This week (Monday 24th – Friday 28th May 2021) is Period Poverty Awareness week in the UK, and here at WWSET, we are encouraging everyone to not be afraid to have open conversations about period poverty, and to think about what we can all do. We will aim to spend this week talking about and understanding the issues at hand, running a series of experiments to aid understanding and making positive changes to our workplace and lives.
What is Period Poverty?
Period Poverty is a term that means being unable to afford access to sanitary products or having financial or educational shortcomings that lead to poor knowledge of menstruation.
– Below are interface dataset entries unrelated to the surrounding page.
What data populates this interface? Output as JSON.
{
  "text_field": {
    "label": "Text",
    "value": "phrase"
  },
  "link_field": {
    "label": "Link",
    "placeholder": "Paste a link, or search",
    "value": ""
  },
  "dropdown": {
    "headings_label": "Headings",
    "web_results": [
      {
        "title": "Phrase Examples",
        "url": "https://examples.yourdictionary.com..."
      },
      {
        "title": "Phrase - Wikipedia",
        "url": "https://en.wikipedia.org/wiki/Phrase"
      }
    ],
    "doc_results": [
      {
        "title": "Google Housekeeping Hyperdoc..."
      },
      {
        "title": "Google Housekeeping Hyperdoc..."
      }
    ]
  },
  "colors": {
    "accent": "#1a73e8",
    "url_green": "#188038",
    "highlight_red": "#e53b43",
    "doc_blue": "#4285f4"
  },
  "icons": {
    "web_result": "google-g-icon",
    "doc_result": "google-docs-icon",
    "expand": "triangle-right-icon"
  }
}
In the United Kingdom, one in ten girls cannot afford access to even basic menstrual products, while one in seven have struggled to afford them, according to a 1,000 girl report from Plan International UK.
In recent research in South Yorkshire who are primarily from Blacj, Asian, mixed race, ethnic minority and refugee communities, it was uncovered tat 73% of women struggle to afford sanitary products consistently on a monthly basis, 67% change protection less often due to affordability issues, which could cause infections or UTIs and 62% use unconventional items as a replacement, such as socks or toilet roll.
Period poverty is a worldwide issue which affects millions of women and girls. The economic, social and environmental impacts of period poverty are huge, with many of those affected finding themselves restricted from equal education or employment opportunities. Worldwide, up to 80\% of girls have missed a class or social event due to a lack of access to menstrual hygiene products (‘State of the Period’, Thinx).
How does Period Poverty hold girls back?
Not having affordable access to safe and hygienic menstrual products, which can have a profound effect on them, not least in education. The above research suggests that 49% of young girls have missed at least one entire school day because of their period, and 59% of those girls have felt it necessary to make up a lie or excuse to explain their absence. Over the course of a year, this number equates to a shocking 137,700 children missing school as a direct result of period poverty.
It is, of course, important to remember that whilst menstruation is traditionally thought to be a ‘girl thing’, it affects more than just women. A lot of transmasculine and non-binary people, who are assigned female at birth, do menstruate. As transition occurs, periods don’t just disappear. Only 1 in 5 trans people medically transition (according to GIRES, 2011), meaning that a large percentage of trans men will still have periods.
What are the ramifications of period poverty?
One of the major problems concerning period poverty is the taboo surrounding menstruation, which can be particularly harmful to girls going through puberty. According to the Plan International research, some 50% of girls interviewed admitted to being embarrassed by their period, which affects their ability to speak candidly and honestly about their cycle. 68% said they were afraid to ask for help, and that they were less likely to be able to concentrate at school as a result.
The stigma surrounding periods has been shown to directly affect a girl’s potential to succeed. The study concluded that the knowledge of effective treatments for period pain is low and girls with period pain experience reduced classroom performance and a lower level of class attendance.5 If a pupil misses school every time they have their period, they are set 145 days behind their fellow students. 76% of students in the UK say that in school they were taught more about the anatomy of a frog than their menstrual cycle.
Above educational absence, and going into adulthood, period poverty comes with some psychological and social risks, such as self-objectification, body shame, and lack of agency in sexual decision-making.
What can we do to help?
At WWSET, we believe in opening tough conversational channels and breaking down the barriers to open and transparent rhetoric. Therefore, we understand the great value in addressing topics like period poverty. By breaking down the walls of stigma, we aim to create an environment in which people are free to discuss menstruation in an open and frank way.
Our recently established EqualiTeam is looking to create a more understanding workplace. Stay tuned for updates on how we get on…